The 1963 boycott of the Chicago Public Schools (CPS) wasn’t just about achieving the rights for black children to sit next to white children in classrooms.
The fight against educational segregation was also about gaining equal
access to resources so that every student was given the same opportunity to
learn. A group of panelists who analyzed the parallels
between educational access in 1963 and the present day on the 50th anniversary of the boycott say the fight for equality still rages on.
In Chicago, many African American students still attend “separate but unequal” schools, according to members of the Tuesday night panel.
we’re still fighting for educational equity, albeit in a different
political climate,” said Elizabeth Todd-Breland, a professor of history
at the University of Illinois at Chicago. “Our children today still do
not have equal access to state resources and this is not primarily a

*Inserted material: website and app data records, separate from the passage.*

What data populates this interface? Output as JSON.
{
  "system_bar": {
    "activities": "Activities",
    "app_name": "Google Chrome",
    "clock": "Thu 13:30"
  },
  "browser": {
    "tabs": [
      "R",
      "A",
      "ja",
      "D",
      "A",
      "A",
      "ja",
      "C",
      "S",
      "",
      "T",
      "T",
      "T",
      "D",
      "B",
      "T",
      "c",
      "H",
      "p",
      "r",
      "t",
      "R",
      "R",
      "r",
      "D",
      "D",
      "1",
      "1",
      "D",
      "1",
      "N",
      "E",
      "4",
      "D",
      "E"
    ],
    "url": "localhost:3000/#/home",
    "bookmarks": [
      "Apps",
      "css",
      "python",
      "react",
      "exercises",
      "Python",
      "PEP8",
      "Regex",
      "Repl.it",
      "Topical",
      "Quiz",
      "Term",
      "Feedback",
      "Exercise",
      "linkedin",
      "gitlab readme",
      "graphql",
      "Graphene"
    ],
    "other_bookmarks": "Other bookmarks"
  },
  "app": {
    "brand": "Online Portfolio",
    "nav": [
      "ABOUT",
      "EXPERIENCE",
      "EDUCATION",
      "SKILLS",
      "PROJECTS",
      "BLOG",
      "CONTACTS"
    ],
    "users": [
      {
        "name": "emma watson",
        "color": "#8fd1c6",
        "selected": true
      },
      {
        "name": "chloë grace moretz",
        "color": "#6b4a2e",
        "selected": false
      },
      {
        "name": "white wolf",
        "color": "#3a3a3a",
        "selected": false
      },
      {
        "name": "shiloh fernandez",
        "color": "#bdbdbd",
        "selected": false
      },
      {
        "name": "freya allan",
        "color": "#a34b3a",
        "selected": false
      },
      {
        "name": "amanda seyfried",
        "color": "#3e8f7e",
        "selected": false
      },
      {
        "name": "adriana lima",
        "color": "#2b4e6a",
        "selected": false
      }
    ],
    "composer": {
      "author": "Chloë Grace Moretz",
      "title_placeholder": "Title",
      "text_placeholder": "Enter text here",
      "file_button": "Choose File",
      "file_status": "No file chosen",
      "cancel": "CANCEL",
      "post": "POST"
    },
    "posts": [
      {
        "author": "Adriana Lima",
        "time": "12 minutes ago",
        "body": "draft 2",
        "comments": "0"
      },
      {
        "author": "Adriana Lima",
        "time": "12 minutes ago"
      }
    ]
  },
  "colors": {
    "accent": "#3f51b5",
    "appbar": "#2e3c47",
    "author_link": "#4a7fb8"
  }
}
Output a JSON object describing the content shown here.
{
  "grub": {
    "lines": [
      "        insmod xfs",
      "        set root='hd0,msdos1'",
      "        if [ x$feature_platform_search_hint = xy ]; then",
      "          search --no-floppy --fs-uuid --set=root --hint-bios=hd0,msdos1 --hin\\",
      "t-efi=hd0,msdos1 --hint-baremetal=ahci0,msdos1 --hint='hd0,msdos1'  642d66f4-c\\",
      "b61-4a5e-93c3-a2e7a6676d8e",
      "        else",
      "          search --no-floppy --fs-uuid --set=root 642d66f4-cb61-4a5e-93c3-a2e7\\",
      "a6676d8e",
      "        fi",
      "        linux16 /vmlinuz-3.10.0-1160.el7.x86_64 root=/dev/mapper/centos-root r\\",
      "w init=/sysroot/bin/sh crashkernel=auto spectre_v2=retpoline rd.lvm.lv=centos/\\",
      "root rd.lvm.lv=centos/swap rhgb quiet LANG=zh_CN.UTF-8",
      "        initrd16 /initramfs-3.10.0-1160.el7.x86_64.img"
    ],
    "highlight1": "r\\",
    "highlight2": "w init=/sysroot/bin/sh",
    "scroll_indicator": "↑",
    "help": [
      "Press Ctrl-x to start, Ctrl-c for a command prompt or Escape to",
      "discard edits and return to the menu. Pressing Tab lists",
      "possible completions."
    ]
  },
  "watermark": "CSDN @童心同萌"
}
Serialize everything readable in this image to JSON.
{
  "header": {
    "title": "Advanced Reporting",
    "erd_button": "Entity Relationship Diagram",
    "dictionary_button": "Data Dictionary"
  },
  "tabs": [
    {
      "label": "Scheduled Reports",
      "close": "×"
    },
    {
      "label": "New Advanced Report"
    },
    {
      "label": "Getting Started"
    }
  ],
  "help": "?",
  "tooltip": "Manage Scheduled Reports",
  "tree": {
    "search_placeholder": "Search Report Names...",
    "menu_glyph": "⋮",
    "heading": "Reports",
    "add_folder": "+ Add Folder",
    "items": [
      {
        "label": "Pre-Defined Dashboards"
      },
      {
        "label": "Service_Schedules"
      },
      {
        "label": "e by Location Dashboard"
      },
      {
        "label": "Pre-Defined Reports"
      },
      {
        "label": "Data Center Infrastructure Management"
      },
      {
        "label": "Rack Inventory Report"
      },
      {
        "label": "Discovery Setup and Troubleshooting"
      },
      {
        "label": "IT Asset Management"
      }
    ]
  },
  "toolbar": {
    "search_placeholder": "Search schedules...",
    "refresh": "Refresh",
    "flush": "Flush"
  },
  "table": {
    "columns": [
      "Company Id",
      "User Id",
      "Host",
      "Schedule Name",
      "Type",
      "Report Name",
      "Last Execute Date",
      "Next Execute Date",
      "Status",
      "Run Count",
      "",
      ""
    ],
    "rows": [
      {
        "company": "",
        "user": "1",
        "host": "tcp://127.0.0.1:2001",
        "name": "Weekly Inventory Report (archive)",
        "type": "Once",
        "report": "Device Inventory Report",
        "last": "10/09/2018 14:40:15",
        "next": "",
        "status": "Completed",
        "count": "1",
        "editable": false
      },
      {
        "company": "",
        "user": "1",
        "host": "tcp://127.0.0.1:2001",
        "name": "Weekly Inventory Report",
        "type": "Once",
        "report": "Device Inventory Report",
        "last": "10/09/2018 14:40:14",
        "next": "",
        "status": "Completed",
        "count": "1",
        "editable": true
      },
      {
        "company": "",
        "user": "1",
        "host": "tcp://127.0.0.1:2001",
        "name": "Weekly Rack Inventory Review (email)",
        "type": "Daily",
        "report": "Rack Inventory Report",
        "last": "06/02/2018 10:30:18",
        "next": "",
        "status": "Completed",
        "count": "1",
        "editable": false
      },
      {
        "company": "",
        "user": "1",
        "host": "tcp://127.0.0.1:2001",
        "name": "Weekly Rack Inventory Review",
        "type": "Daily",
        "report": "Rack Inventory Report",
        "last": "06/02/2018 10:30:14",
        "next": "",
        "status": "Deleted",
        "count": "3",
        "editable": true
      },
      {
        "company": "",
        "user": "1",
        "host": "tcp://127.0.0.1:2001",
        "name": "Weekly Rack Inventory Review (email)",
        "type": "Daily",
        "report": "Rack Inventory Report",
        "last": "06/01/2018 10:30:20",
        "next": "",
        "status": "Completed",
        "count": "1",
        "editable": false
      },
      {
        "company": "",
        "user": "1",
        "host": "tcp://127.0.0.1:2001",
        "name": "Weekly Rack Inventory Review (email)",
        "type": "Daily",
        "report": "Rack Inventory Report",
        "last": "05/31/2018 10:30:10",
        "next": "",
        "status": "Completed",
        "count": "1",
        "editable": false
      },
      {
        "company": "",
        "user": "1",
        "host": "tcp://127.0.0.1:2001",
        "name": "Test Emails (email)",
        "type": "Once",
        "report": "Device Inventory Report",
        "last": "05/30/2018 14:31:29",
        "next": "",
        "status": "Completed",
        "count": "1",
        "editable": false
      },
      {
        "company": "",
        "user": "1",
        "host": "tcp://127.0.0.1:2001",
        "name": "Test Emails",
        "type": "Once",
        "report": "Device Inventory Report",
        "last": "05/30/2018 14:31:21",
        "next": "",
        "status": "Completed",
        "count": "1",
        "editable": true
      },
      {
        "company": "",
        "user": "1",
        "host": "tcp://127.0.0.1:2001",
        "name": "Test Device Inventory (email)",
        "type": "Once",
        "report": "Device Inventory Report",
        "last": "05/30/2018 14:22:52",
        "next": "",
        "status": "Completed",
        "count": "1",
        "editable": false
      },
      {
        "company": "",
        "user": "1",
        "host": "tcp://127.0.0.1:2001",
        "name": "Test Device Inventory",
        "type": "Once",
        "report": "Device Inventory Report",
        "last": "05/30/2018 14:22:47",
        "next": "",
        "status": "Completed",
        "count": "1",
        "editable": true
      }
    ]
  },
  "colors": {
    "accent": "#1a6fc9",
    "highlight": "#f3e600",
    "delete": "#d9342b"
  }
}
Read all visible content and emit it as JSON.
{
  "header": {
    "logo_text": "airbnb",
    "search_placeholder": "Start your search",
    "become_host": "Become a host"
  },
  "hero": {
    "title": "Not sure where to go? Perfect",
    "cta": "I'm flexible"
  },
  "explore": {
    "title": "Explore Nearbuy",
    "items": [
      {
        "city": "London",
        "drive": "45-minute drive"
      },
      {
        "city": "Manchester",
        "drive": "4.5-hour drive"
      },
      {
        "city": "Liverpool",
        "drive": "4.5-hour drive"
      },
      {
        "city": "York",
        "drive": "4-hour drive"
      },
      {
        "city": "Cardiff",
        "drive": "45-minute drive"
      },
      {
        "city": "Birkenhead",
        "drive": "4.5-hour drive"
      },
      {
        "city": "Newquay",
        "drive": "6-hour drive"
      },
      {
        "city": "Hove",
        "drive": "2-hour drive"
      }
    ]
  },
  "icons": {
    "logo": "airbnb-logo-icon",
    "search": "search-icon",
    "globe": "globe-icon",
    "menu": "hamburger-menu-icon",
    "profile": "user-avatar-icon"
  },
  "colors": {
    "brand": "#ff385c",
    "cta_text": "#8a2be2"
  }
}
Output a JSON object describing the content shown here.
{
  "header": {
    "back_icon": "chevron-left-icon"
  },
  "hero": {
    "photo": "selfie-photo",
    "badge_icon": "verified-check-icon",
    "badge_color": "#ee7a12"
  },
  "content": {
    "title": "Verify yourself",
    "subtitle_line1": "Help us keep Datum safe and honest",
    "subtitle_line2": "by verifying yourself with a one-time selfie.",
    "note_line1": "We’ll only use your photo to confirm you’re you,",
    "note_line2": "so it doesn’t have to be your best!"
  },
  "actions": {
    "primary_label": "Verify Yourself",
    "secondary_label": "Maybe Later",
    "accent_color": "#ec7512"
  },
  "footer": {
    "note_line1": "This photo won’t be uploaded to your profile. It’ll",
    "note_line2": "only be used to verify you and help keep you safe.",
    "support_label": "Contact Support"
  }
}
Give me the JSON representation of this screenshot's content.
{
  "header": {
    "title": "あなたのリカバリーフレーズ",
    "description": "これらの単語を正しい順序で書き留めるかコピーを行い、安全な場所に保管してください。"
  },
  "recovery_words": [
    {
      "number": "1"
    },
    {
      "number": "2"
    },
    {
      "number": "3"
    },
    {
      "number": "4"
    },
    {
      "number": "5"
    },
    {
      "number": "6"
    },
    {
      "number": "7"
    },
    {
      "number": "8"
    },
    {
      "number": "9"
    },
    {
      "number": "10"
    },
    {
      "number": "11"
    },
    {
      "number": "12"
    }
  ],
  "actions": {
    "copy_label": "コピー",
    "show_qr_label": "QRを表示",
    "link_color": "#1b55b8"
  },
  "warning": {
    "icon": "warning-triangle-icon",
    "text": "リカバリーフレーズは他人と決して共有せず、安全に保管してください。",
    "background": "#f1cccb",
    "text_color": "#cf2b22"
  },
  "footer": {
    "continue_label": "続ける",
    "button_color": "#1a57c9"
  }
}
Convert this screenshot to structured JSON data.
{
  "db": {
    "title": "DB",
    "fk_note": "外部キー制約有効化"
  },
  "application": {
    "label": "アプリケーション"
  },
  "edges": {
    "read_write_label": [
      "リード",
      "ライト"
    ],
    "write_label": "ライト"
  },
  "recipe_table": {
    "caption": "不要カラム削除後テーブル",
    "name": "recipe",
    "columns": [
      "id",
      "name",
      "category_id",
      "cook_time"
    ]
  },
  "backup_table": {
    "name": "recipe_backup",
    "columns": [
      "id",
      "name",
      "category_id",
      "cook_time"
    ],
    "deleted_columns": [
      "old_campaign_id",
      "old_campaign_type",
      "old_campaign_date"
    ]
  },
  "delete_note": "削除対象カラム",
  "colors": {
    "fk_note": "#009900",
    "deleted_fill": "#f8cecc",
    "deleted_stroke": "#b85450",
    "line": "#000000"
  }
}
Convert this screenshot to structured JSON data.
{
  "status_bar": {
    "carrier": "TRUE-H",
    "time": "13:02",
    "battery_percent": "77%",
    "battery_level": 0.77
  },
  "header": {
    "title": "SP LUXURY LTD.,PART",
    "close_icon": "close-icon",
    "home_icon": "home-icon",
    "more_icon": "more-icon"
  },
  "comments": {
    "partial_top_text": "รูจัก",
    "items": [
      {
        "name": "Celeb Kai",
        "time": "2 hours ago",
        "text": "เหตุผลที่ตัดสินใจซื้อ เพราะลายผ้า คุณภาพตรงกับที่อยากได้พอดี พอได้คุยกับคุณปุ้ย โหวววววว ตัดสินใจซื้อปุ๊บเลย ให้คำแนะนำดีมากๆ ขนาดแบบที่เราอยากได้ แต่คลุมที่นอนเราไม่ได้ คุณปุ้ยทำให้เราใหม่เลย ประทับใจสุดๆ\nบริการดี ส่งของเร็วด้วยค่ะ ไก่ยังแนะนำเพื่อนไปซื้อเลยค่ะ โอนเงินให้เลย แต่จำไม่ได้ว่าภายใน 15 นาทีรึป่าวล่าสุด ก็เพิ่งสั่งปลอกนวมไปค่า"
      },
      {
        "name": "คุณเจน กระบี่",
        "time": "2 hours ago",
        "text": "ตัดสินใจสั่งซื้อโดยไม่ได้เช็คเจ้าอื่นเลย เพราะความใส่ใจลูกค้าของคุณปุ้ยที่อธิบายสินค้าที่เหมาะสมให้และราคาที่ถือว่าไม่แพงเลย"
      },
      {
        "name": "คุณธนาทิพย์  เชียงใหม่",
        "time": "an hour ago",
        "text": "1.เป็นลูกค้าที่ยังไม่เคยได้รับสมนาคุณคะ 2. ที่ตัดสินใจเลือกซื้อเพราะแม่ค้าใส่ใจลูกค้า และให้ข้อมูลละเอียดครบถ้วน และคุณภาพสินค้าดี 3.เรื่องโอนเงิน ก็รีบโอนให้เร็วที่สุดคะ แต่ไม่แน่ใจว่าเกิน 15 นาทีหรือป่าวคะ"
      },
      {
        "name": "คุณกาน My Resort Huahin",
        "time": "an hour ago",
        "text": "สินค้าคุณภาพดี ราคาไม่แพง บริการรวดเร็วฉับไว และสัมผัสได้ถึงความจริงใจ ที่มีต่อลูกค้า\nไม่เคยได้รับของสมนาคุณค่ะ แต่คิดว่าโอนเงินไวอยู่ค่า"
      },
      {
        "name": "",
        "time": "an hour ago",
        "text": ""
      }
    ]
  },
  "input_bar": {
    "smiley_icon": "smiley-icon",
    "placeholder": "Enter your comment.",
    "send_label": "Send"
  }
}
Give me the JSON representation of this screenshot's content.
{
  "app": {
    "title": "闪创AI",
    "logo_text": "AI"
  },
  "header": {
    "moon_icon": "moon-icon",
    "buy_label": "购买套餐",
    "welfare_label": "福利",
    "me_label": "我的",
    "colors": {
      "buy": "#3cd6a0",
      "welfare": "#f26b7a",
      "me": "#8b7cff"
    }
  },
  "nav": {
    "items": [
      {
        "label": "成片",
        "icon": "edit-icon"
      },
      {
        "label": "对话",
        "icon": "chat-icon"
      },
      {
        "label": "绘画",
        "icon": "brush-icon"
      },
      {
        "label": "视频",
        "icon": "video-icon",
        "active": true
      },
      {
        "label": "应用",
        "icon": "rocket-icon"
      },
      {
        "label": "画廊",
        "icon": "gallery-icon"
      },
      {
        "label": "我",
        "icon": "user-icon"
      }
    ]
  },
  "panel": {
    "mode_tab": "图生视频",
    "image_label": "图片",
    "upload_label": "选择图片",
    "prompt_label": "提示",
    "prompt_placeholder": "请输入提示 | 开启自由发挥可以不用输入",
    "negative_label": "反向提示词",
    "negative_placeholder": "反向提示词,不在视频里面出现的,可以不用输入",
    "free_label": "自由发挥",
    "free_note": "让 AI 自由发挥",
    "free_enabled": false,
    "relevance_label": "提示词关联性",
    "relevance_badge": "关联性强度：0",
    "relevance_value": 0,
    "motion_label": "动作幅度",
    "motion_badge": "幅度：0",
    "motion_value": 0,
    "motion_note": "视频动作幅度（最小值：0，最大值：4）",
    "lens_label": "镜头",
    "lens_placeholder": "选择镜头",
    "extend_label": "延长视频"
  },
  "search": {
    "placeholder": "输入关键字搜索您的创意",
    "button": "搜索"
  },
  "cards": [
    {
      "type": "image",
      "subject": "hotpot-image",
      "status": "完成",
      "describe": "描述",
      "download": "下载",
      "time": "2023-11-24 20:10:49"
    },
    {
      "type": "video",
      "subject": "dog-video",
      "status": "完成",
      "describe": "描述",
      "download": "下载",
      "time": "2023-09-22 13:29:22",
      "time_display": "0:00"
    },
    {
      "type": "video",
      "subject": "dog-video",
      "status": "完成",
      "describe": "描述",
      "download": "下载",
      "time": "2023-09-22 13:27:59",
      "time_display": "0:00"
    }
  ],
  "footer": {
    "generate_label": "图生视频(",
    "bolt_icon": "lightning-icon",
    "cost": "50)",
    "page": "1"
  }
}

question of diversity, but a problem of economic and racial justice.”